KIM: It really is that simple. That’s awesome. That’s why you stopped changing the name of your network and stuck with your name.
FREDERIC: Yeah, yeah. That’s one thing I really want to do because – I’ve learned this through learning about the business of being an author. Because they say, “Do you brand your business, or do you brand your name?” And I know this is Hay House representative said, “You better brand your name – because in the future, if you want to change, then your name is your name. But you can change, you can morph into something else. You have the freedom to morph into something else.” This is why my show is “The Frederic Byé Show”. So, yeah.
KIM: I absolutely agree. However, it’s not going to become “The Kim Sutton Show” as far as I know. I love “Positive Productivity” and what I’m doing. So who knows? Maybe there will be a “Kim Sutton Show” in the future – I can’t even imagine what I’d talk about there. (Because you listeners already hear more than you probably should on this show. Just go back through some of the odd-numbered episodes to find stories of what goes on in the Sutton house in real life.)
Well, thank you again, Frederic. And it’s been awesome.
FREDERIC: Well, thank you very much.

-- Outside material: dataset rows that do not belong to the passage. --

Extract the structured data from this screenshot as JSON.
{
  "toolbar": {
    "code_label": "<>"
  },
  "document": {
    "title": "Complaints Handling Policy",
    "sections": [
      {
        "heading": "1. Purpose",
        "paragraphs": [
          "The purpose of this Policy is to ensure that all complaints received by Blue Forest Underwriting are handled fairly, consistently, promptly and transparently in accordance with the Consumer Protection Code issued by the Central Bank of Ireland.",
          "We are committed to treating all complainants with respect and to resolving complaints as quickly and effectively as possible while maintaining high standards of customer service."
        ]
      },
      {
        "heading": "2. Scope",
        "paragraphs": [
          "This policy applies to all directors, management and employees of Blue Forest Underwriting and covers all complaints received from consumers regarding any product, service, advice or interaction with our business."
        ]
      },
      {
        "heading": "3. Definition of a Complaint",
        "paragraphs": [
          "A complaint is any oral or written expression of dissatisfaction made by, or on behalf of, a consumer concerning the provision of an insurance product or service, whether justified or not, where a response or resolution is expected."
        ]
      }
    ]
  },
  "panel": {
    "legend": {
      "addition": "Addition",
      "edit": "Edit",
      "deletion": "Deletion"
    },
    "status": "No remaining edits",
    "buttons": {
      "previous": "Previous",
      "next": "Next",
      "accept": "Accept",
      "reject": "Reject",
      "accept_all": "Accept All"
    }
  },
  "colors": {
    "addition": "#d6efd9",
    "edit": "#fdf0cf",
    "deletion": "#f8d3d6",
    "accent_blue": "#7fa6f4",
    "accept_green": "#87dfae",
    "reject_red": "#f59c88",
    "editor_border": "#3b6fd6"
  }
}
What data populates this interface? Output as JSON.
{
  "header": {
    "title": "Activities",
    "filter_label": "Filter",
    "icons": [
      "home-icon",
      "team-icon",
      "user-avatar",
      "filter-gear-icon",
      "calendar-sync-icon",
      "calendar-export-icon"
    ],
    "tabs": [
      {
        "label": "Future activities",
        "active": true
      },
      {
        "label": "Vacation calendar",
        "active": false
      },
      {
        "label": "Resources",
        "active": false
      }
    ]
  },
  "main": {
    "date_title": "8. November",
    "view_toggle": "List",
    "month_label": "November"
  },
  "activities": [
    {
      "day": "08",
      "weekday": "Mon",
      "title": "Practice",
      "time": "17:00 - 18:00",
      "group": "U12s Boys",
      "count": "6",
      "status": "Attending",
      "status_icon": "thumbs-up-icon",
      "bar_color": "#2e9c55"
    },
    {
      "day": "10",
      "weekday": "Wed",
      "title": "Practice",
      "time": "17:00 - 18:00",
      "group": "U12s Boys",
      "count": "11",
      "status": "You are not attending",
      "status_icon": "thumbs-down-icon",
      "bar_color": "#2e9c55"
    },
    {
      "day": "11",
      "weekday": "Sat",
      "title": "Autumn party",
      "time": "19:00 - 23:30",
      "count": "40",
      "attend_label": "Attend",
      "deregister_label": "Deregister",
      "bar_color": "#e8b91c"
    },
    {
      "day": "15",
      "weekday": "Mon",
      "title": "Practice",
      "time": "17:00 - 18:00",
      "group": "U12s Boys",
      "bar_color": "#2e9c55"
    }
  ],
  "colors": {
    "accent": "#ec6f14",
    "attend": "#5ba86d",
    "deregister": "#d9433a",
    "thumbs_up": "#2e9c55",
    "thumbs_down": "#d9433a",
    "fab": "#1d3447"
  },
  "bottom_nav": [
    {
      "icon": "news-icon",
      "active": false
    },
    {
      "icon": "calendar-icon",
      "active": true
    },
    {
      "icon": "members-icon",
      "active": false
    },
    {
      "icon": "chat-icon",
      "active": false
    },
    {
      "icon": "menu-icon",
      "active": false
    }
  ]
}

KIM: And listeners, you can find the show notes, again, at TheKimSutton.com/PP048.